Your diet has to fit your personality, and make you happy. For some people, eating 100% raw fits their personality and maybe helps them control other aspects of their lives better.

My personality does not fit a 100% raw diet. I’m someone who’s passionate, always interested in new things, open-minded, and not an attention-seeker. I’m also very curious about the world, food in general, other cultures, and new ideas. To stick to a strict — no exceptions permitted diet — simply doesn’t work with who I am and never did.

I’m not saying that I’m 100% right — but I definitely know what’s right for me, and I also know that most people, no matter how hard they try, will not be able to stick to a 100% raw food diet, and that’s okay.

In my next article, I’ll explore six more reasons I don’t eat 100% raw.

Please leave your comments below, and let me know what you think of my new book project, Beyond Raw!

 

Frederic Patenaude
Frederic Patenaude

Frederic Patenaude has been an important influence in the raw food and natural health movement since he started writing and publishing in 1998, first by being the editor of Just Eat an Apple magazine.

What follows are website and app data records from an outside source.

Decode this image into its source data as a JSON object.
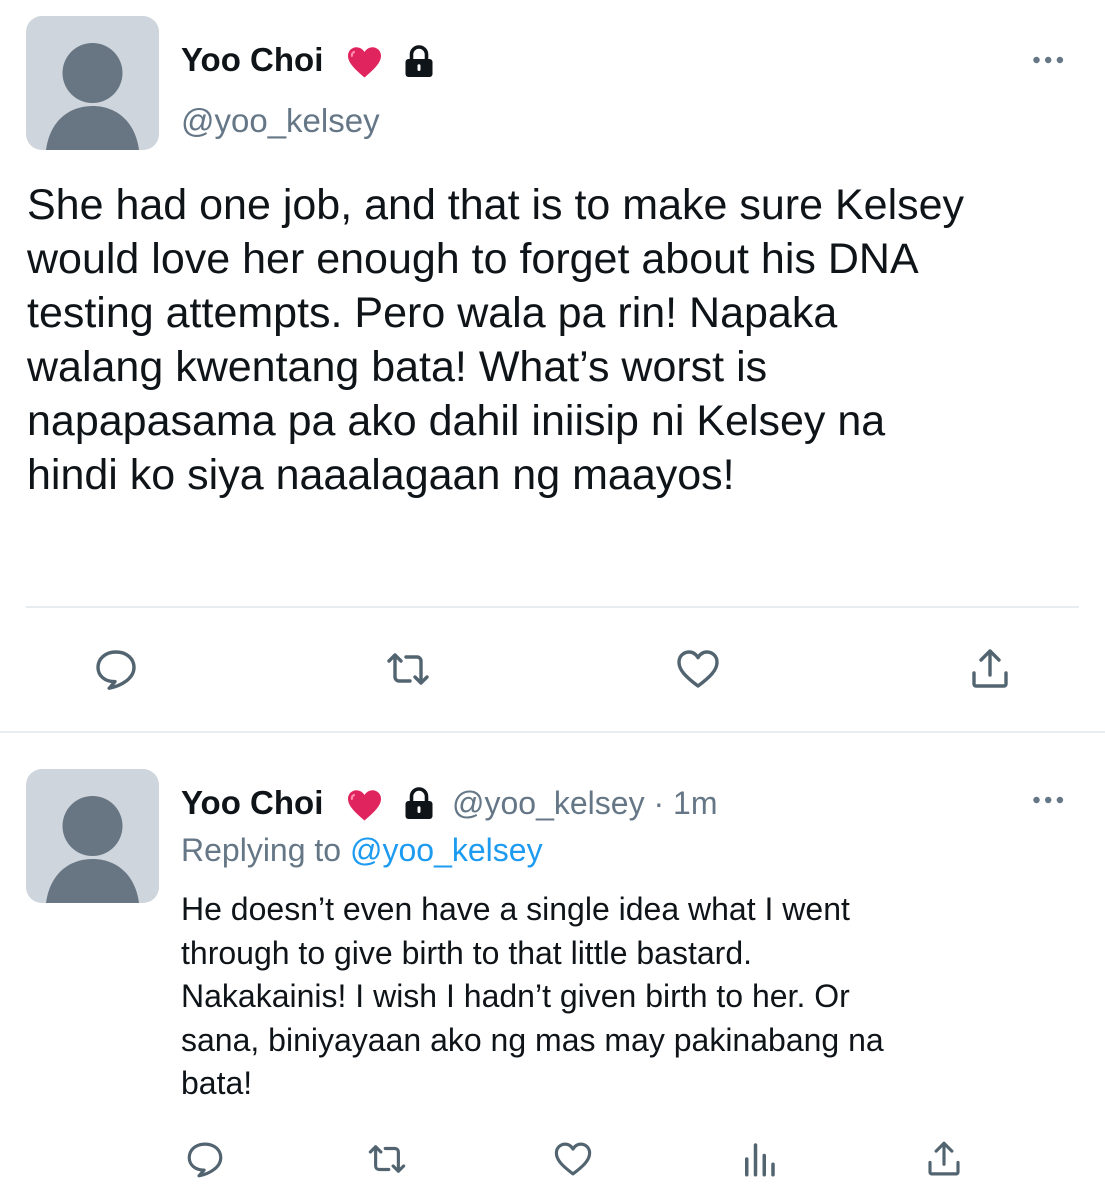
{
  "main_tweet": {
    "display_name": "Yoo Choi",
    "handle": "@yoo_kelsey",
    "icons": [
      "heart-emoji-icon",
      "lock-icon",
      "more-icon"
    ],
    "text_lines": [
      "She had one job, and that is to make sure Kelsey",
      "would love her enough to forget about his DNA",
      "testing attempts. Pero wala pa rin! Napaka",
      "walang kwentang bata! What’s worst is",
      "napapasama pa ako dahil iniisip ni Kelsey na",
      "hindi ko siya naaalagaan ng maayos!"
    ],
    "actions": [
      "reply-icon",
      "retweet-icon",
      "like-icon",
      "share-icon"
    ]
  },
  "reply_tweet": {
    "display_name": "Yoo Choi",
    "handle": "@yoo_kelsey",
    "separator": "·",
    "time": "1m",
    "replying_prefix": "Replying to",
    "replying_handle": "@yoo_kelsey",
    "text_lines": [
      "He doesn’t even have a single idea what I went",
      "through to give birth to that little bastard.",
      "Nakakainis! I wish I hadn’t given birth to her. Or",
      "sana, biniyayaan ako ng mas may pakinabang na",
      "bata!"
    ],
    "actions": [
      "reply-icon",
      "retweet-icon",
      "like-icon",
      "analytics-icon",
      "share-icon"
    ]
  },
  "colors": {
    "text": "#0f1419",
    "secondary": "#657786",
    "link": "#1d9bf0",
    "heart": "#e0245e",
    "avatar_bg": "#ced5dc",
    "avatar_fg": "#687684",
    "divider": "#e6ecf0"
  }
}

He is the author of over 20 books, including The Raw Secrets, the Sunfood Cuisine and Raw Food Controversies. Since 2013 he’s been the Editor-in-Chief of Renegade Health.


Frederic loves to relentlessly debunk nutritional myths. He advocates a low-fat, plant-based diet and has had over 10 years of experience with raw vegan diets. He lives in Montreal, Canada.